abroad. The editor of Lenta.ru, once the most popular news site in
Russia, was pushed out because of the site’s reporting on the war in
Ukraine; most of the editorial staff resigned in protest. Part of the
team moved to Riga, where it has established a new Web operation, called
Ilya Ponomarev, once a vaguely oppositional figure in the
Russian parliament, is now living in San Jose, California. Anna Veduta,
the press secretary of the opposition leader and anti-corruption
campaigner Alexey Navalny, is studying at Columbia University. Navalny’s
lieutenant, a banker named Vladimir Ashurkov, is in London, having fled
a set of trumped-up criminal charges. Leonid Bershidsky, one of
Russia’s most prominent columnists, is writing about Russia’s ills from
Berlin. Sergei Guriev, an economist who once advised both the Kremlin
and Navalny, now teaches in Paris, at the Institut d’Études Politiques.
Rustem Adagamov, one of Russia’s leading bloggers, is in Prague.
Khodorkovsky’s Open Russia, a loose affiliation of journalists and
activists, has its nerve center there, too.
And there are many others, for example the writer Masha Gessen, who was forced to leave Russia with her partner and their children due to Russia’s anti-gay laws; Oleg Kashin, a blogger brutally beaten in Russia following critical articles who had to move to Europe; Marat Gelman, the art gallery owner who also suffered a beating some years ago, and recently the closure of his projects, who finally opted to leave; Pavel Durov, the entrepreneur who founded the popular Russian social network VKontakte, who refused to give up his customers’ private data to the secret police nor bow to political pressures yet was finally compelled to sell his shares and leave for Europe. And many more whose names are not known.
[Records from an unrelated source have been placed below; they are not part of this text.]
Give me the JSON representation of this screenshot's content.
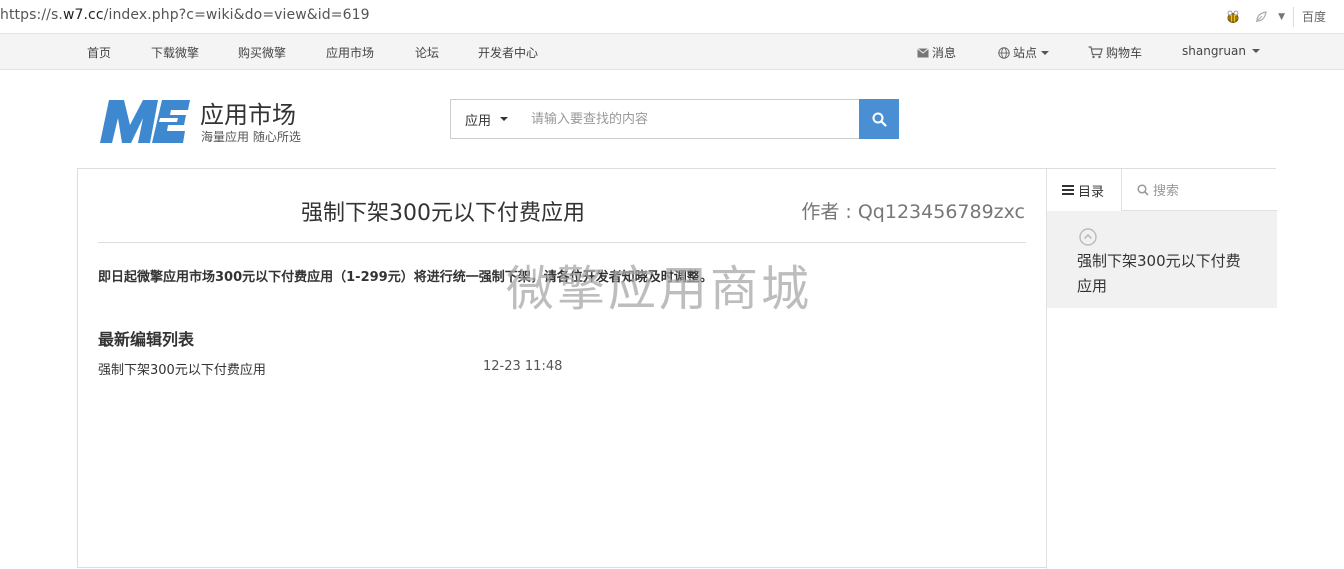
{
  "browser": {
    "url_prefix": "https://s.",
    "url_domain": "w7.cc",
    "url_path": "/index.php?c=wiki&do=view&id=619",
    "search_engine": "百度"
  },
  "topnav": {
    "links": [
      "首页",
      "下载微擎",
      "购买微擎",
      "应用市场",
      "论坛",
      "开发者中心"
    ],
    "messages": "消息",
    "sites": "站点",
    "cart": "购物车",
    "user": "shangruan"
  },
  "brand": {
    "name": "应用市场",
    "slogan": "海量应用 随心所选"
  },
  "search": {
    "category": "应用",
    "placeholder": "请输入要查找的内容"
  },
  "article": {
    "title": "强制下架300元以下付费应用",
    "author": "作者 : Qq123456789zxc",
    "notice": "即日起微擎应用市场300元以下付费应用（1-299元）将进行统一强制下架，请各位开发者知晓及时调整。",
    "watermark": "微擎应用商城",
    "recent_heading": "最新编辑列表",
    "recent": [
      {
        "title": "强制下架300元以下付费应用",
        "time": "12-23 11:48"
      }
    ]
  },
  "sidebar": {
    "tab_toc": "目录",
    "tab_search": "搜索",
    "toc_items": [
      "强制下架300元以下付费应用"
    ]
  },
  "colors": {
    "accent": "#4a8fd4",
    "logo": "#3d88cf"
  }
}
(Note: The Interpreter is a project of the Institute for Modern Russia which is funded by Pavel Khodorkovsky, the son of Mikhail Khodorkovsky.)
— Catherine A. Fitzpatrick